Gravity Measurements in North America with the Cambridge Pendulum Apparatus. II

G. D. Garland
1955 Proceedings of the Royal Society A  
The m ethods described in the first paper of this series have been used to establish ten further pendulum stations, extending from Lethbridge, Alberta, to Fairbanks, Alaska. A range of over 4300 mgals is thus covered by the observations made in N orth America with the Cambridge pendulums. As was done previously, the value 980'6220 cm /s8 has been tentatively adopted for O ttawa. On this basis, the value obtained for Fairbanks, the m ost northerly station, is g Fairbanks = 982-2477 cm /s8. I n t
more » ... r o d u c t i o n In the first paper of this series (Garland 1953, referred to hereafter as I) the desirability was mentioned of establishing in North America a calibration range for gravimeters, by means of pendulum observations at points extending over a wide range of gravity.

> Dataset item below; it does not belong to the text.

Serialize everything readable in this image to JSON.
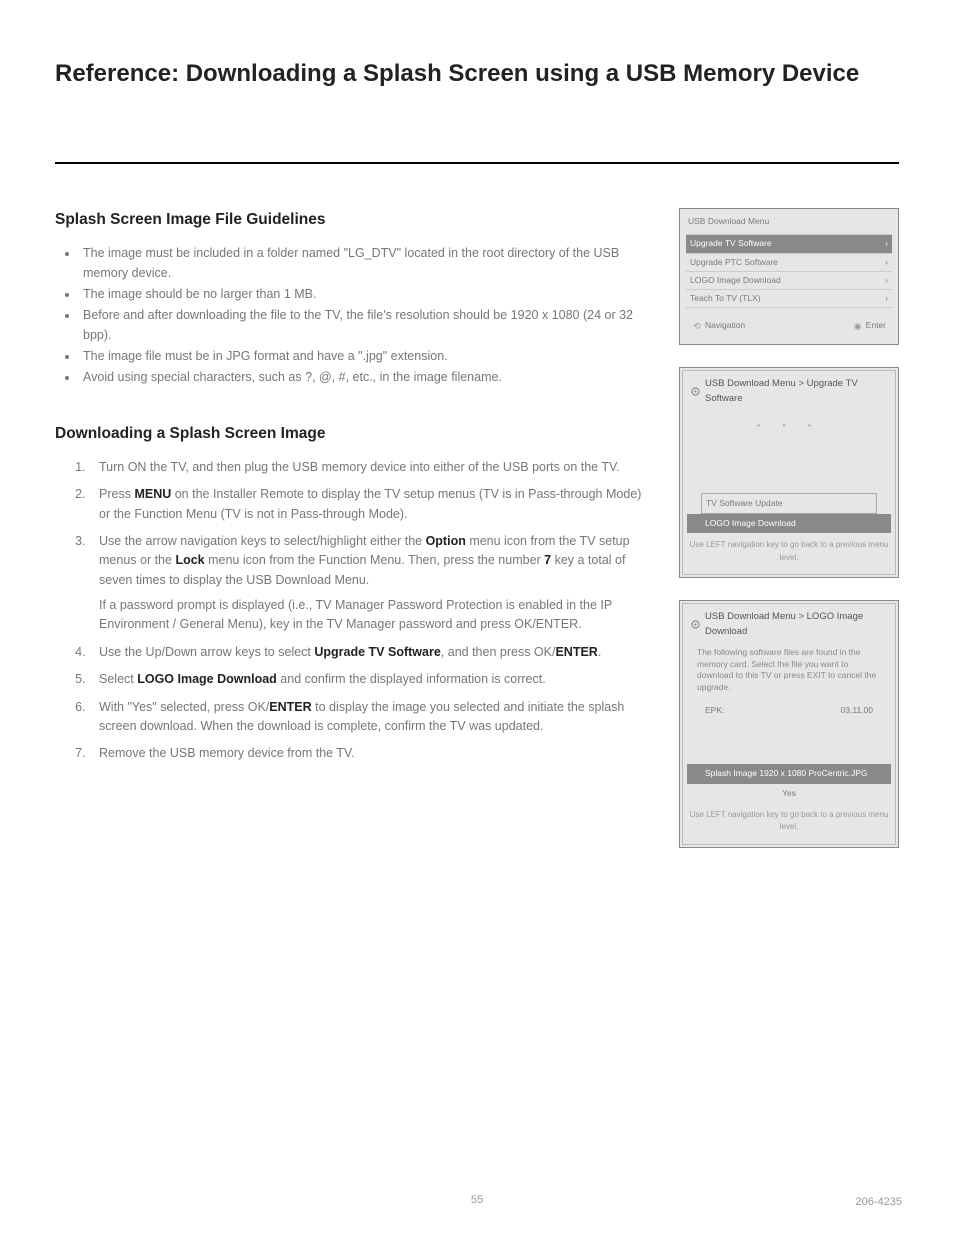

The results of the first series of measurements, extending from Mexico City to Winnipeg (latitude 50°) were given in I. During the summer of 1953, the calibration line was extended by similar measurements to Fairbanks, Alaska (latitude 65°). The total range of gravity covered by the observations is thus increased to over 4300 mgal. The two series of stations are not actually located on a continuous north-south line (figure 1), as it was necessary to choose the northern sites along the Alaska Highway between Edmonton and Fairbanks. Nevertheless, by taking advantage of air transportation, it would be possible to observe with a gravimeter at such points as Houston, Edmonton and Fairbanks within a few hours. In order to make the observations of the two seasons as consistent as possible, a connexion between Ottawa, Winnipeg (a station of 1952) and Edmonton (the base for 1953 observa tions) was made in the spring of 1953. D e s c r i p t i o n s o f s t a t i o n s The geographical co-ordinates, elevations and locations of the stations relative to their surroundings will be summarized in this section. For convenience to those reoccupying the points, sketches of the locations are given in figure 2 . The stations are listed in the order in which they were observed. ( 1) Edmonton, Alta. Basement of the Arts Building of the University of Albert a, in the south-west corner of the Physics Laboratory. The site is identical with that of Miller (1929). Latitude 53° 31-3', longitude 113° 31-3', elevation 2197 ft.
doi:10.1098/rspa.1955.0256 fatcat:rzzrdxlfpvf5jehuj5ha7onmim